[Saved entries]

=== Section Start ===

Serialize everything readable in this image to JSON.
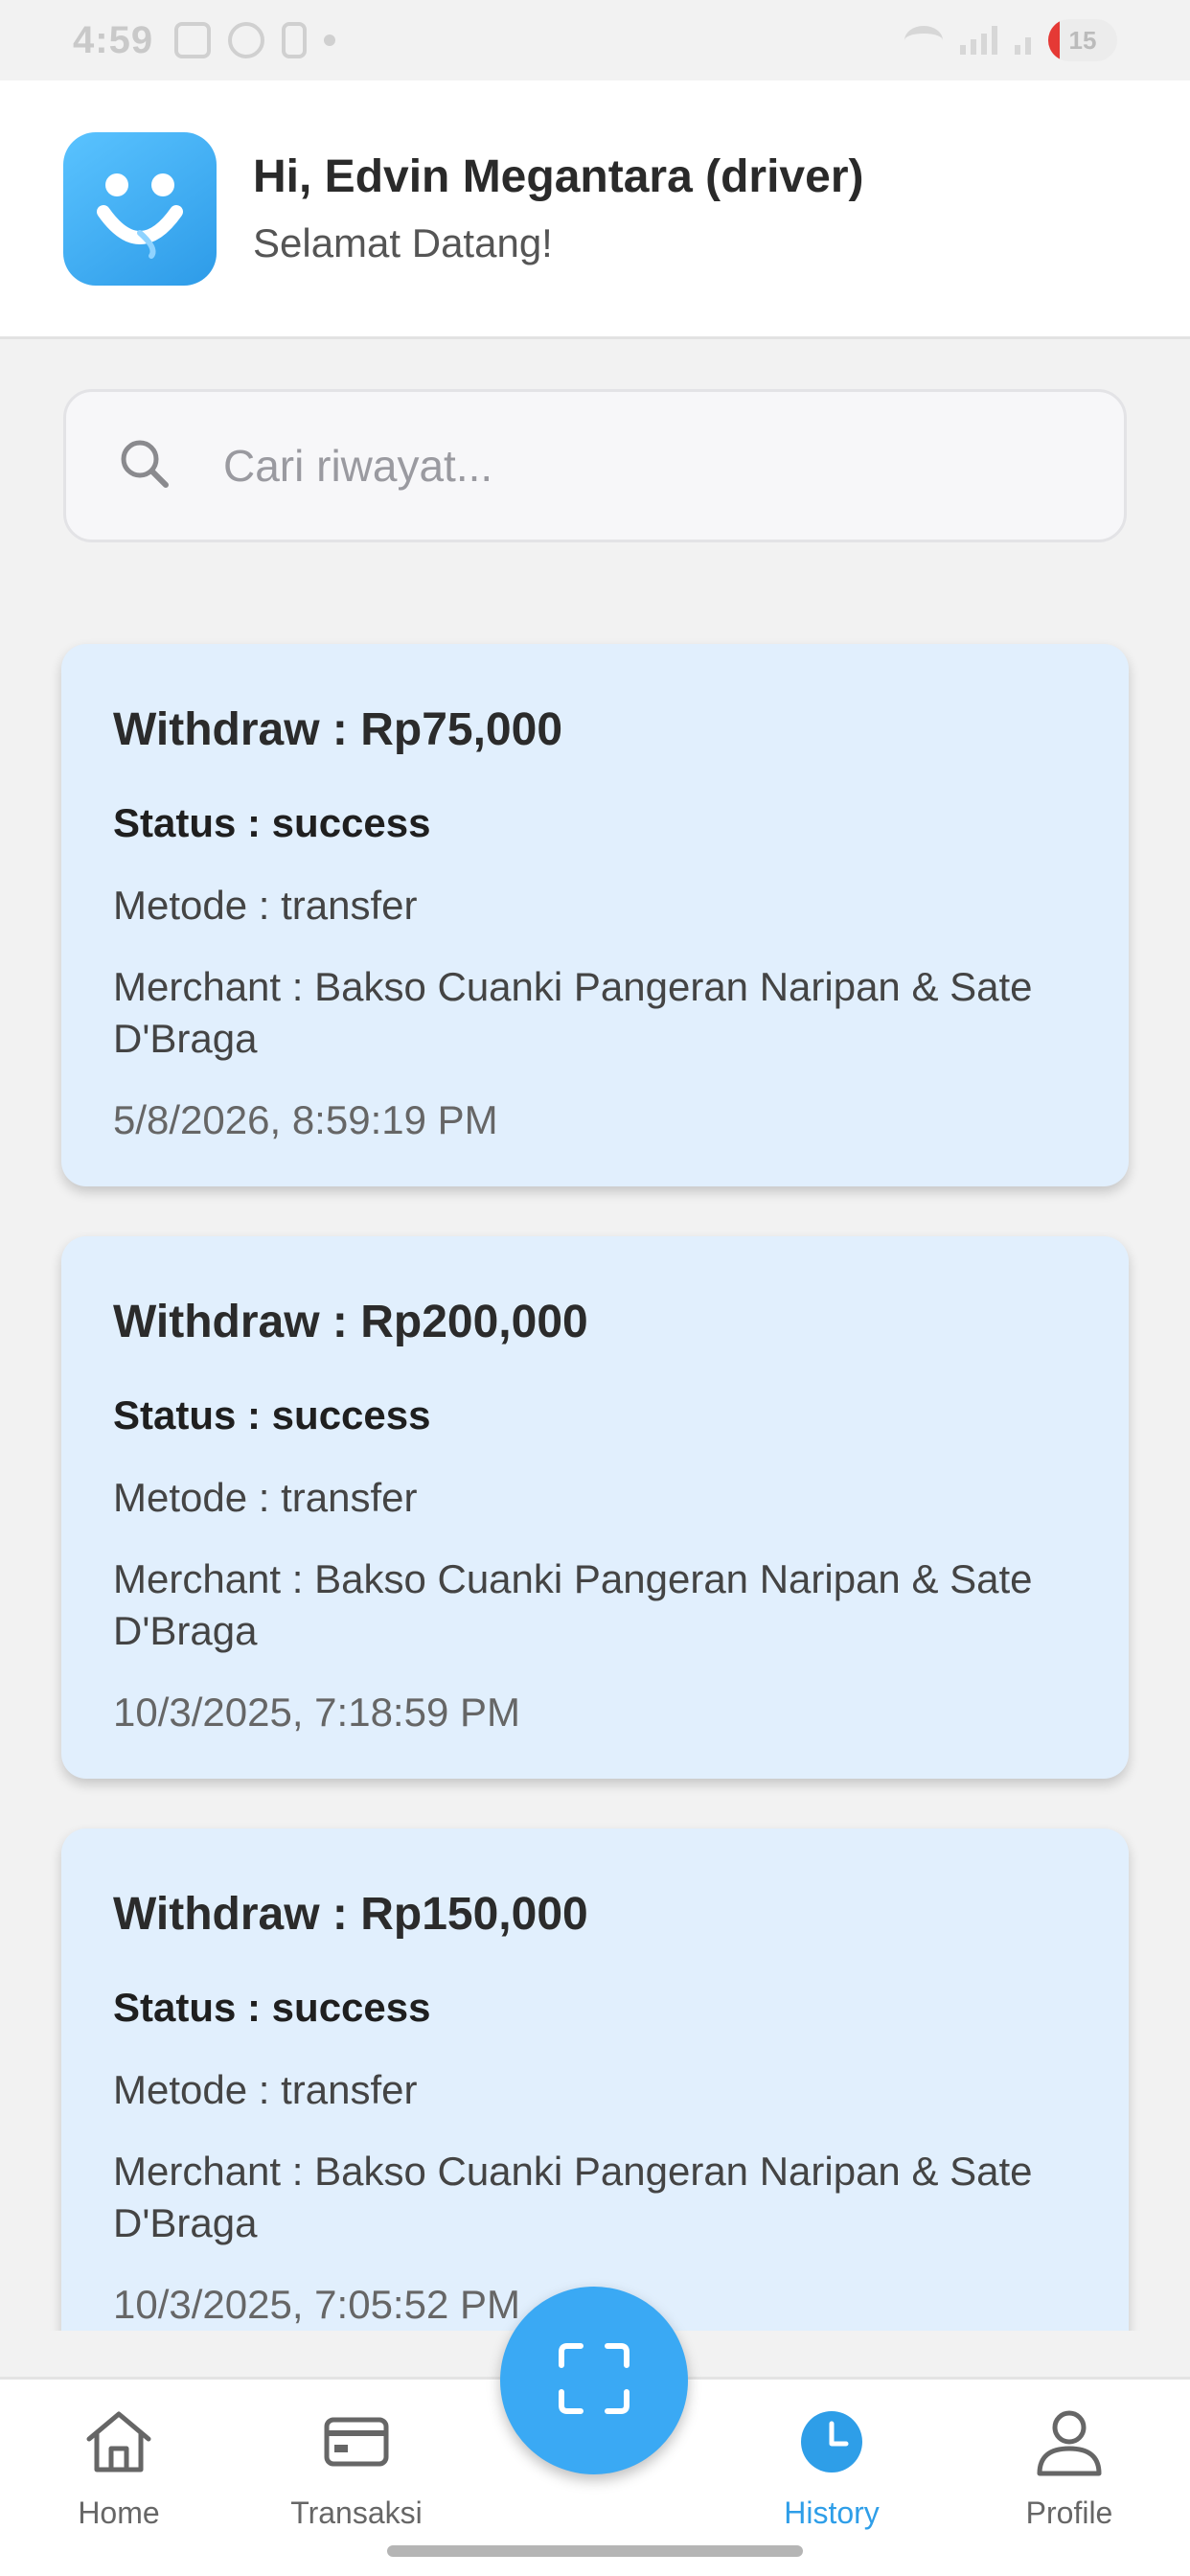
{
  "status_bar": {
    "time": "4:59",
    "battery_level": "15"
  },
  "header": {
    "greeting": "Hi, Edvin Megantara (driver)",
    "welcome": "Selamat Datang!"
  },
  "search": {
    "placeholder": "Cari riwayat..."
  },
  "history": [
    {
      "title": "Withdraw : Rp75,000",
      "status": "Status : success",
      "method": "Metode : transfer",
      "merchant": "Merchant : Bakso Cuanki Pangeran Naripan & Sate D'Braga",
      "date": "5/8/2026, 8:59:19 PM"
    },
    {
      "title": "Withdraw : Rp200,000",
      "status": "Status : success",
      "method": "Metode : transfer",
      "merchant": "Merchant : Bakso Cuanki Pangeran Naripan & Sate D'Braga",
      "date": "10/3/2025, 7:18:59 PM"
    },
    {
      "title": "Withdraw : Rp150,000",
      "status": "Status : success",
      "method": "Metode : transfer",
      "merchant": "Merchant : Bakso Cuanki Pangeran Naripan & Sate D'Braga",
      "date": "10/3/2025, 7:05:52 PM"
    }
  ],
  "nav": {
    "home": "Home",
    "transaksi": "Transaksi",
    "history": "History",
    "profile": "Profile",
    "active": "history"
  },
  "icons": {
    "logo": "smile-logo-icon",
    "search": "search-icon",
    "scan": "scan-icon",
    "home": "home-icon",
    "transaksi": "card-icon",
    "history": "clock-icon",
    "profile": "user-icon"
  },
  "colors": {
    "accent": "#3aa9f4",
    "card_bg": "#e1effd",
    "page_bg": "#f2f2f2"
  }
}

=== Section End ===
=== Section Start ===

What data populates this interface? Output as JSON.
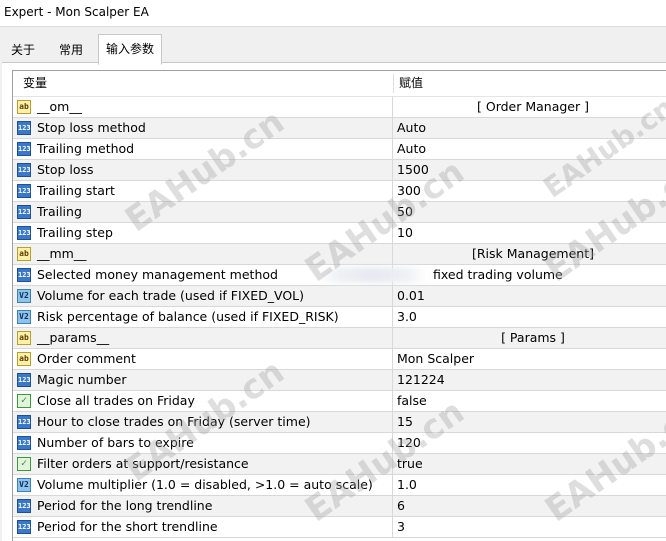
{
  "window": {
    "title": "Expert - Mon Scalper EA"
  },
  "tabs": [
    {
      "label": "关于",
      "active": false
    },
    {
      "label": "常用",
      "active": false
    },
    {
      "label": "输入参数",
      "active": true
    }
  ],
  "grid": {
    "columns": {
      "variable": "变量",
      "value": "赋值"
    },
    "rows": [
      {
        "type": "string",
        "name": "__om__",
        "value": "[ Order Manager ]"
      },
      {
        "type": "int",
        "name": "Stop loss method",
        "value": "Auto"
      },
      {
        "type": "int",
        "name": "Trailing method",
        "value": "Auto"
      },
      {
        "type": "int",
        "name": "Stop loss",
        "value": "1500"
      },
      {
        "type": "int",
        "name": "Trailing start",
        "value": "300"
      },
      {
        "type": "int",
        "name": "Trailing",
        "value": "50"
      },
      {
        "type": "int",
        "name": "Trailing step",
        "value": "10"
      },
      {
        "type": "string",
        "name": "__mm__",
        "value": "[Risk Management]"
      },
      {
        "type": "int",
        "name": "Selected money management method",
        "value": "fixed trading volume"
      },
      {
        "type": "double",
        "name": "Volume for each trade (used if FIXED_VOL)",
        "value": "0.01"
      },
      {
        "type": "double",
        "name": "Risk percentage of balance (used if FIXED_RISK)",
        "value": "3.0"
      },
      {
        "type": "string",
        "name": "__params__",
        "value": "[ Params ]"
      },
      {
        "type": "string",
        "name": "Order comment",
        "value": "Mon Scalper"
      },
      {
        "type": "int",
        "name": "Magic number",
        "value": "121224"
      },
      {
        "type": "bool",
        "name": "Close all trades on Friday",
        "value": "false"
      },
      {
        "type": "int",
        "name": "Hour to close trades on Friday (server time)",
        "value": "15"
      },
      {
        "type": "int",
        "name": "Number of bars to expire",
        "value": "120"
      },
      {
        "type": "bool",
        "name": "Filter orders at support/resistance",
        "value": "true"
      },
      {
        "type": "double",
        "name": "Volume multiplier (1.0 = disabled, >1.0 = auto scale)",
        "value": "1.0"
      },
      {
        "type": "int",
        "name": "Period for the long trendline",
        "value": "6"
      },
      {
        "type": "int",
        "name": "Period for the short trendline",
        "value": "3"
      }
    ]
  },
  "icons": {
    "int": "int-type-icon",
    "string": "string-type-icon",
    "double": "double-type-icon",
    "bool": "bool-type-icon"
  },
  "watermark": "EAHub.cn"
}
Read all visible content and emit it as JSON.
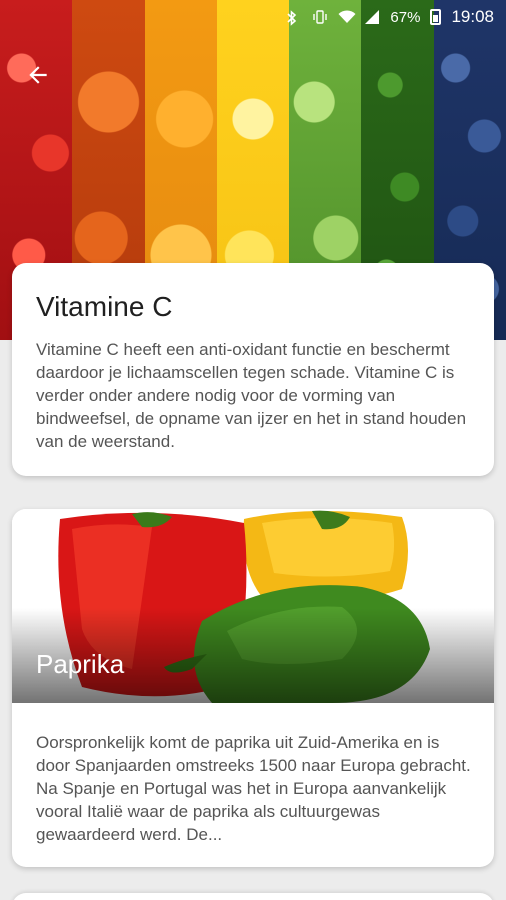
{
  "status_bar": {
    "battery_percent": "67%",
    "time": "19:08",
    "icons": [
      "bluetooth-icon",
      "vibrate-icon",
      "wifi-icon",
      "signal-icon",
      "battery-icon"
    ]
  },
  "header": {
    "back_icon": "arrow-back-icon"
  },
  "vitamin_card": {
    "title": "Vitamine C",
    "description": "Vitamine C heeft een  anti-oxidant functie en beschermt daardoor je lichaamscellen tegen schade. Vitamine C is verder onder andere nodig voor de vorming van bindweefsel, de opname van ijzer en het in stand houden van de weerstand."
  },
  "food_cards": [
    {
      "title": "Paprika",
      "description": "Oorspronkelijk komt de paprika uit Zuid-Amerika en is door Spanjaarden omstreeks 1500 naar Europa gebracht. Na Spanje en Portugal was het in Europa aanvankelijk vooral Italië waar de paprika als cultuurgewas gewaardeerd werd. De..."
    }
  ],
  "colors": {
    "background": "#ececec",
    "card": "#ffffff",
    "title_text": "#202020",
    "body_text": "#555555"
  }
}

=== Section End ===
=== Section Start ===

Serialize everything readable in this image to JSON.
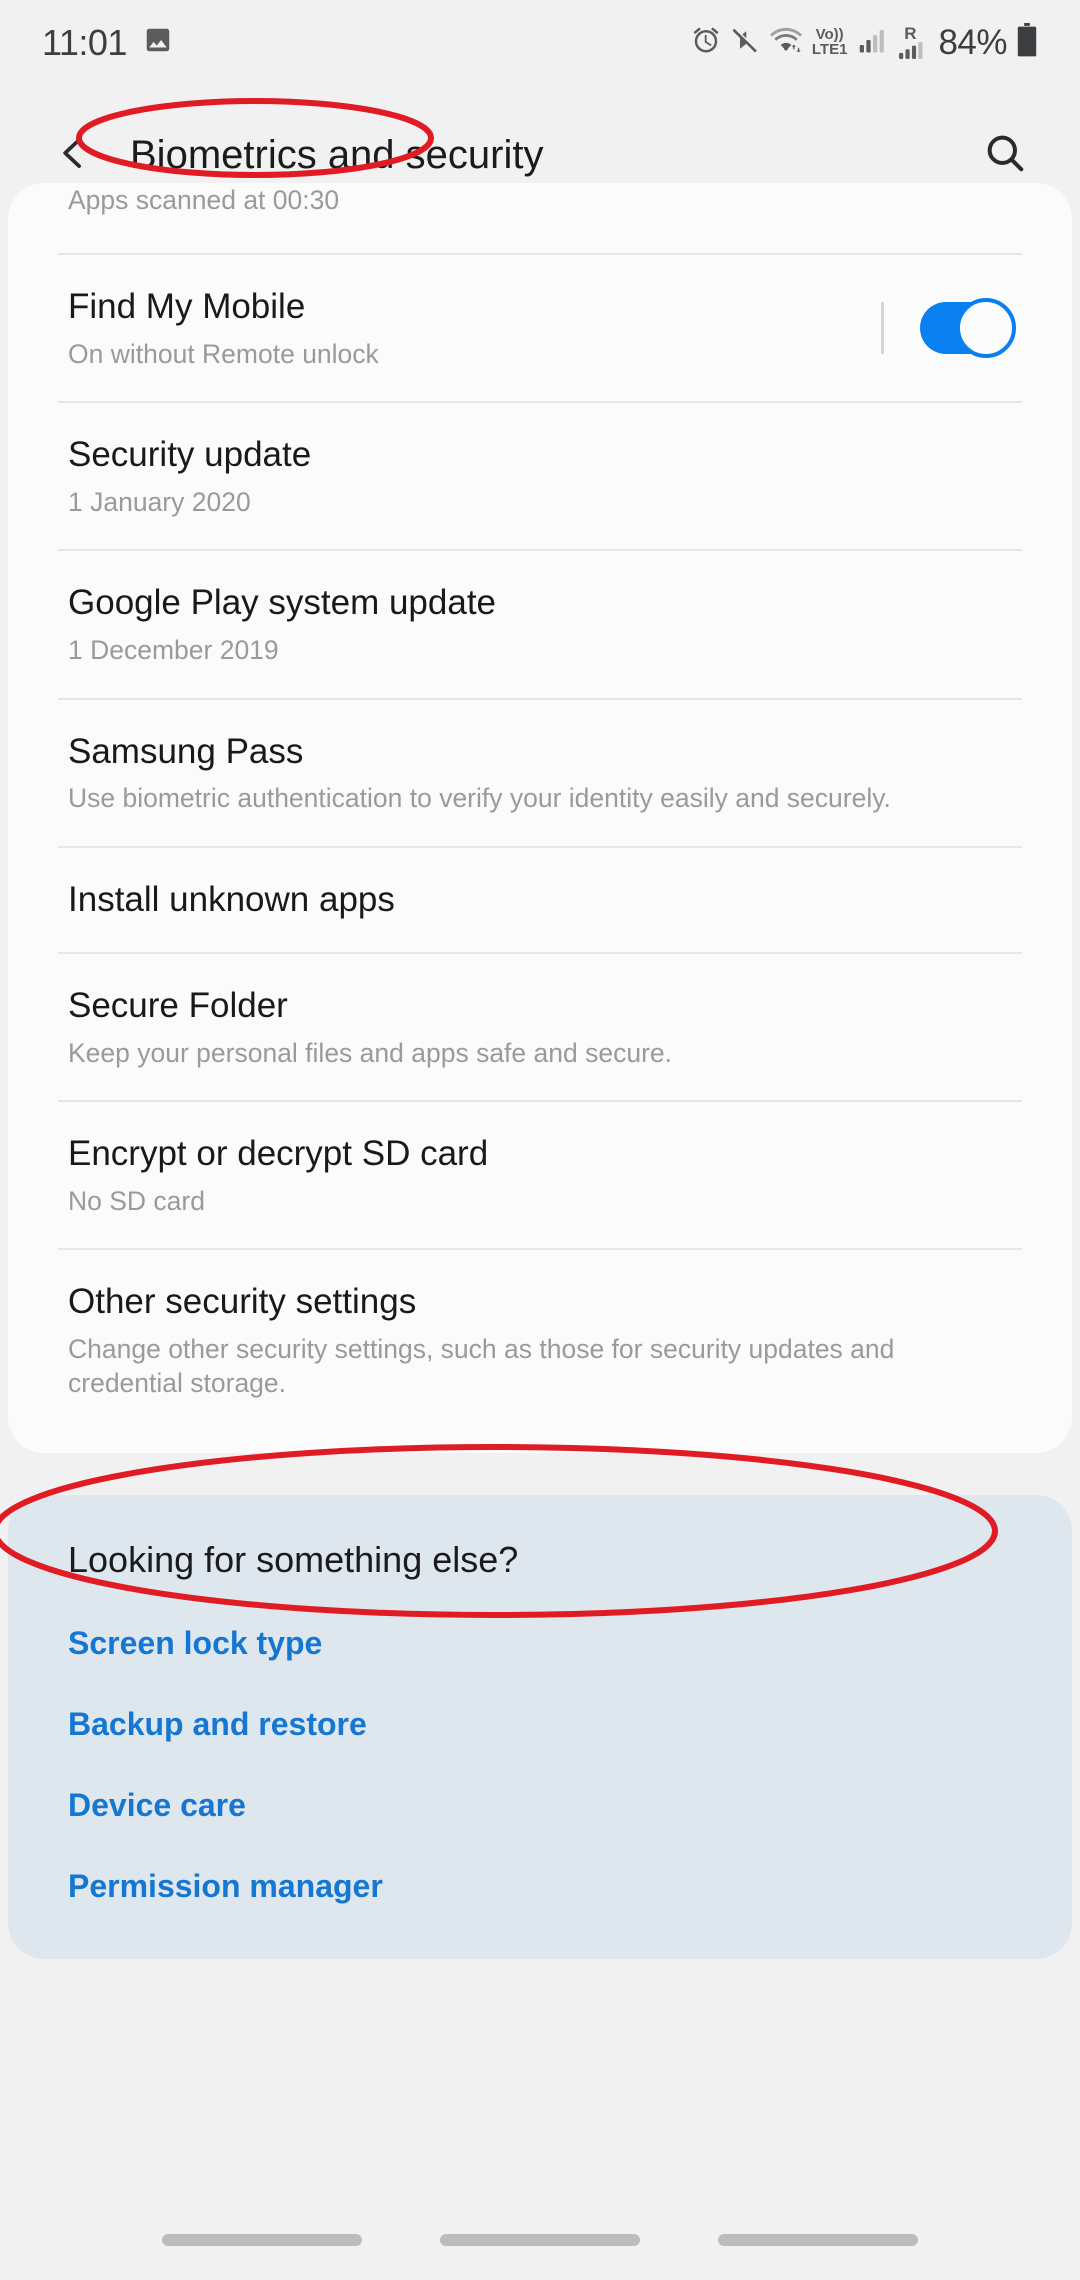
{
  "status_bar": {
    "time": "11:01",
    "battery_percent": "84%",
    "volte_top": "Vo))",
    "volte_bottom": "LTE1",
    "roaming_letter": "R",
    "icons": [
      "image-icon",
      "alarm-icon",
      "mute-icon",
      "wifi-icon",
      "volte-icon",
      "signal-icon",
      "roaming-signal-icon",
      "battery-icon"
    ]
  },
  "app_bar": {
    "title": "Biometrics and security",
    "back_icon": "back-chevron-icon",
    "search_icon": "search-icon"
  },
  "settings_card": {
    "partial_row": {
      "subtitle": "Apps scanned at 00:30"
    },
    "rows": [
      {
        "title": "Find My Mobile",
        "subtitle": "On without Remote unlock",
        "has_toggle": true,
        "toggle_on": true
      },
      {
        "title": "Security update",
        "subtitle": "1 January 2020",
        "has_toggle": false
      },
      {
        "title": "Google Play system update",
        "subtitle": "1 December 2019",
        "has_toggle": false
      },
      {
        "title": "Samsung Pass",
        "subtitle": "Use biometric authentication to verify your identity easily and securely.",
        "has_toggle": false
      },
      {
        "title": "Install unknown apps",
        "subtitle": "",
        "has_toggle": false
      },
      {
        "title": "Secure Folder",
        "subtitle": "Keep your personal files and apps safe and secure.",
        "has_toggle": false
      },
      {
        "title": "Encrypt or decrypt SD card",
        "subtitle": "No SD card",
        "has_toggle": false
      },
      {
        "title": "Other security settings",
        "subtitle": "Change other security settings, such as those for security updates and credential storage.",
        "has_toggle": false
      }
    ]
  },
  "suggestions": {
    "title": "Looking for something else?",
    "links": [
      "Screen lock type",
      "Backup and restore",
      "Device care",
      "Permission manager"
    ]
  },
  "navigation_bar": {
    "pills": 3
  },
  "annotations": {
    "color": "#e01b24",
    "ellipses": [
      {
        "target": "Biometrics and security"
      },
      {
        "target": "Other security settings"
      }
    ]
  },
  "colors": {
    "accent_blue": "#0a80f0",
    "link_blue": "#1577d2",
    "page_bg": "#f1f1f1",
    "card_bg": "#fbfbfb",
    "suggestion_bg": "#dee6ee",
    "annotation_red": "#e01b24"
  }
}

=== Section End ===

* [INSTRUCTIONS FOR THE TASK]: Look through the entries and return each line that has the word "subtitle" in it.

* [REPLY TO THE EXERCISE]:
      "subtitle": "Apps scanned at 00:30"
        "subtitle": "On without Remote unlock",
        "subtitle": "1 January 2020",
        "subtitle": "1 December 2019",
        "subtitle": "Use biometric authentication to verify your identity easily and securely.",
        "subtitle": "",
        "subtitle": "Keep your personal files and apps safe and secure.",
        "subtitle": "No SD card",
        "subtitle": "Change other security settings, such as those for security updates and credential storage.",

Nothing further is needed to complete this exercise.